## ABOUT THIS EXERCISE:
When a line of the records below contains the string "Access", copy that whole line.

=== Begin Enclosure ===

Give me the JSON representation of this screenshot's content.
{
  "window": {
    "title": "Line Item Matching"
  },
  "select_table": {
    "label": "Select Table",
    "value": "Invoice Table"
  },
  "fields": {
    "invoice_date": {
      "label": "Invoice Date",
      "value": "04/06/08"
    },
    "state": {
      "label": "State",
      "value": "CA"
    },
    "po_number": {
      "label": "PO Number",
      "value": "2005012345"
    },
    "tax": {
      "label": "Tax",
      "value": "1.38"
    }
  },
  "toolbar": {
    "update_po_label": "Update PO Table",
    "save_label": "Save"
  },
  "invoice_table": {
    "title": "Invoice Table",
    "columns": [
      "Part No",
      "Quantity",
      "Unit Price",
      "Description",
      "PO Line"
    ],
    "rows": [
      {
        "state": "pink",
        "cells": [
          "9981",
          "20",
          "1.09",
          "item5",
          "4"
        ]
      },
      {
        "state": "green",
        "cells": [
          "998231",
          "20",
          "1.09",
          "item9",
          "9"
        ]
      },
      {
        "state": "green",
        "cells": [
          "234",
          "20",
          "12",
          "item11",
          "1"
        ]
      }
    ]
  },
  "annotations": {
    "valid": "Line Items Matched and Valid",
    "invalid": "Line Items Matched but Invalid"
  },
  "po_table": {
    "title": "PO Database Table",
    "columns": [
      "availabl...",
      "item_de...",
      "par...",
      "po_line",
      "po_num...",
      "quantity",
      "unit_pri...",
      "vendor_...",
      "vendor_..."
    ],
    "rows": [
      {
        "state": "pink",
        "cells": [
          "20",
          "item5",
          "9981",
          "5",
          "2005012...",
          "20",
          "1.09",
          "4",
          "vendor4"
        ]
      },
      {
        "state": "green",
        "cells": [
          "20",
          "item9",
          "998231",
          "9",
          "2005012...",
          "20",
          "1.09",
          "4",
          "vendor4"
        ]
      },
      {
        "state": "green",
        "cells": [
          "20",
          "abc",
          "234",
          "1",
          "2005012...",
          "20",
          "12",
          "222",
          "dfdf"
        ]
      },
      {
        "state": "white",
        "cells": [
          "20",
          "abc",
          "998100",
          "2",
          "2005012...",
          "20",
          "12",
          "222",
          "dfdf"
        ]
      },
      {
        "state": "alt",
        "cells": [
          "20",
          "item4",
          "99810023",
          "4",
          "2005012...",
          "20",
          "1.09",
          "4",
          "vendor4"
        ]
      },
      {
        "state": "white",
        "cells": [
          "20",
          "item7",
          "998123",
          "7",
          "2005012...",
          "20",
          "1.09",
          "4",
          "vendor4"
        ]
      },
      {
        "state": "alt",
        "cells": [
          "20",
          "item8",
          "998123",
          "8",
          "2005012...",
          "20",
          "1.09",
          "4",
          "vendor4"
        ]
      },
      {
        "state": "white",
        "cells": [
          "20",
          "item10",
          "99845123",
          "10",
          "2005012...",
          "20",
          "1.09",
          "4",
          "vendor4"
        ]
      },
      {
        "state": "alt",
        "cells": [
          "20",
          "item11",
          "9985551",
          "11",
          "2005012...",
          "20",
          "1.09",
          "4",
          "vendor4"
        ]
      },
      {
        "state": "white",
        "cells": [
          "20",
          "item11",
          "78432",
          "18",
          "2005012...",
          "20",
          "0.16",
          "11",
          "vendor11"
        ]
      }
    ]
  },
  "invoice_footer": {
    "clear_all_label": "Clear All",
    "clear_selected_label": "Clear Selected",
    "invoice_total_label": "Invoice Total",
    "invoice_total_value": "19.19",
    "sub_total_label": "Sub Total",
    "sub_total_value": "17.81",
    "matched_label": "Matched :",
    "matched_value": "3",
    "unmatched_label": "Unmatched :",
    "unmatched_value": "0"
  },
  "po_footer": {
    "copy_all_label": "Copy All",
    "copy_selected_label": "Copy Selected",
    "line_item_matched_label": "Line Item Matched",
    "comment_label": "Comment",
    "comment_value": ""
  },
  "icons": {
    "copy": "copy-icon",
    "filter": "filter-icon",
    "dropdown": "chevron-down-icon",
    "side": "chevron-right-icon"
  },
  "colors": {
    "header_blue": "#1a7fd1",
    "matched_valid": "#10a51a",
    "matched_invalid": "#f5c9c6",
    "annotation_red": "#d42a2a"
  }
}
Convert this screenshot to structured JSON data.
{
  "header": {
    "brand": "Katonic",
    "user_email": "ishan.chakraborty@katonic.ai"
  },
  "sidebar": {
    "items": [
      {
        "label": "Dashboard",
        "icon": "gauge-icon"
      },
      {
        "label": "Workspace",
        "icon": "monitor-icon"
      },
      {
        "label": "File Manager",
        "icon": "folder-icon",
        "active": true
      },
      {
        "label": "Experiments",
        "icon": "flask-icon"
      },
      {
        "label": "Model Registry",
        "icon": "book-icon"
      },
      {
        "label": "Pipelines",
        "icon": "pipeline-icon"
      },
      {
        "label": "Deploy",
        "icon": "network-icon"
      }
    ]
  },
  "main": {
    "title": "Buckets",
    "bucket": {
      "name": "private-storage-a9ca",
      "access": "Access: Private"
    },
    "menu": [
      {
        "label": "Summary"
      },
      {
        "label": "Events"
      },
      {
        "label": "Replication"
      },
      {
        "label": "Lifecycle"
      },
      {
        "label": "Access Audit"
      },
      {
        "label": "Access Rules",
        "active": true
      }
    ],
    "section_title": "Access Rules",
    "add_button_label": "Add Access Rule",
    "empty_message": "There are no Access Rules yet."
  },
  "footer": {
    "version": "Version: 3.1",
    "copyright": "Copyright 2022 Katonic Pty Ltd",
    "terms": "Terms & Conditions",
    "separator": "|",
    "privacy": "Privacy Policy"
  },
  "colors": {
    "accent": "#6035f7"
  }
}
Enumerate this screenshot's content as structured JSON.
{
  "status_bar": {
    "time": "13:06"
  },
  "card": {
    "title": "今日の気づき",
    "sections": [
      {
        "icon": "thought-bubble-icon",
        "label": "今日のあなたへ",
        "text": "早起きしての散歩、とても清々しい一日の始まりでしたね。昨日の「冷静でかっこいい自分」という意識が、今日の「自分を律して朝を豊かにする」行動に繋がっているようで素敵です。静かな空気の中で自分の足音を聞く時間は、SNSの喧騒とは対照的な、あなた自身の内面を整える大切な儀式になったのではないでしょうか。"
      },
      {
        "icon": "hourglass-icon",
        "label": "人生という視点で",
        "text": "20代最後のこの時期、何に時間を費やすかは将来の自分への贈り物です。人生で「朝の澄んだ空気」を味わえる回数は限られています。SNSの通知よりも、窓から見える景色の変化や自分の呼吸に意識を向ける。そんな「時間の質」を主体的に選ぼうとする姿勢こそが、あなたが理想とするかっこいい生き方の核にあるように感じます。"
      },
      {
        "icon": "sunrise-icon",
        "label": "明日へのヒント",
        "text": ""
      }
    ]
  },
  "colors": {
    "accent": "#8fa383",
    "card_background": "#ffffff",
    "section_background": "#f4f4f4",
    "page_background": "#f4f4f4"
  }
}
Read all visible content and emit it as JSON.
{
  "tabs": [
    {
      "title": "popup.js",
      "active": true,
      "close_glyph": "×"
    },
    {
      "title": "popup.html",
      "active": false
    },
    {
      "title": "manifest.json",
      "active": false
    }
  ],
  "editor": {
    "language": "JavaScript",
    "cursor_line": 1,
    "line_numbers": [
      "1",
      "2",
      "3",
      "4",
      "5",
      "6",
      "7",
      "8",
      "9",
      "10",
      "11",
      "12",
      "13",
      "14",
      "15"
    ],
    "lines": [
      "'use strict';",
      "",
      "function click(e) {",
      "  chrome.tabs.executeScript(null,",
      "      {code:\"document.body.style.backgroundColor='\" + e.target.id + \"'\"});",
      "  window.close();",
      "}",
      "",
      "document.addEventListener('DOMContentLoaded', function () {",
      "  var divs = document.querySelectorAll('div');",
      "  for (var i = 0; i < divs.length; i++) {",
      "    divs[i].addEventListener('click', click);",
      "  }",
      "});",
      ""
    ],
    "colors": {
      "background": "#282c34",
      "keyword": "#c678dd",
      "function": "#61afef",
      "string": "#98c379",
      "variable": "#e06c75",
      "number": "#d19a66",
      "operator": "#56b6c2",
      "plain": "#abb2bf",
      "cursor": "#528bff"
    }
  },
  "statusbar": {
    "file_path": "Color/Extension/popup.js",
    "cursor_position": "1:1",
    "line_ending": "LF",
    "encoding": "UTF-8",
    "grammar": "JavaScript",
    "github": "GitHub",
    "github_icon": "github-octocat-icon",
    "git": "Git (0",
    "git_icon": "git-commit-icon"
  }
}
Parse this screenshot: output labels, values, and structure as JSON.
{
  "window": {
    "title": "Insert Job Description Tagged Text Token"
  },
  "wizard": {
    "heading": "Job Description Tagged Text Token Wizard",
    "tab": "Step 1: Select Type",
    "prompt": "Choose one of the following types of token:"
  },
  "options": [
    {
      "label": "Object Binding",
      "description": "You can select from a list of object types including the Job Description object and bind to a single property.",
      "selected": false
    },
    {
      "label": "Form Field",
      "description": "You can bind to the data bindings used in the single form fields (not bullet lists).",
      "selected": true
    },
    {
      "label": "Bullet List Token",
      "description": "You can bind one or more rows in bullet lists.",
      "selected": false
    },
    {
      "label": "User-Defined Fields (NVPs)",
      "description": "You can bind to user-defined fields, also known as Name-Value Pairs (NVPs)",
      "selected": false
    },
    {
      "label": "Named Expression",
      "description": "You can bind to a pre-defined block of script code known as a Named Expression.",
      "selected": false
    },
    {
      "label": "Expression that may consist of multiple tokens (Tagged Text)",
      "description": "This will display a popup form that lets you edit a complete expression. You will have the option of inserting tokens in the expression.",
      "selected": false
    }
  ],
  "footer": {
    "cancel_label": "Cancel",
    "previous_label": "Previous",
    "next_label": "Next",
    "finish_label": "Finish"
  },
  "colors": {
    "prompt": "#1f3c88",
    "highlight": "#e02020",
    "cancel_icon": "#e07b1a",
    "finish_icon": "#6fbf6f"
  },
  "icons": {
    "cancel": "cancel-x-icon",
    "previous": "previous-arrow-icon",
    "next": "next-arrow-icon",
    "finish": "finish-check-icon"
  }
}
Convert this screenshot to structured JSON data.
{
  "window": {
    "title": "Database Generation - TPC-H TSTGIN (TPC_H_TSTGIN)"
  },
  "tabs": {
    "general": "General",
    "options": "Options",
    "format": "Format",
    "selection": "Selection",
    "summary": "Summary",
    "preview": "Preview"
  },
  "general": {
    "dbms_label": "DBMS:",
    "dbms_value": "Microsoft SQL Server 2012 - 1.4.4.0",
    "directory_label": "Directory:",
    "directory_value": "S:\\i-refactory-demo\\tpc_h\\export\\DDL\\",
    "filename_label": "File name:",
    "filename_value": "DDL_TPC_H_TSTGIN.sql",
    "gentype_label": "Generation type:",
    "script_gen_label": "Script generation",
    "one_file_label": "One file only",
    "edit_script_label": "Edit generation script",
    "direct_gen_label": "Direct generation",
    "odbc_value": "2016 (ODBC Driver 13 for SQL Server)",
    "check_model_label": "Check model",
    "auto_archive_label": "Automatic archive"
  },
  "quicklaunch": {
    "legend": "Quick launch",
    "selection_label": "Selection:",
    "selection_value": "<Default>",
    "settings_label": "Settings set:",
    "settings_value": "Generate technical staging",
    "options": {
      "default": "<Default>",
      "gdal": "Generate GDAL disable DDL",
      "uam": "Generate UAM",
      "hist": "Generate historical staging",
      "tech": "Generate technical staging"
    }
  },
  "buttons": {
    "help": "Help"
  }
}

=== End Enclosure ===

## EXERCISE OUTPUT:
      "access": "Access: Private"
        "label": "Access Audit"
        "label": "Access Rules",
    "section_title": "Access Rules",
    "add_button_label": "Add Access Rule",
    "empty_message": "There are no Access Rules yet."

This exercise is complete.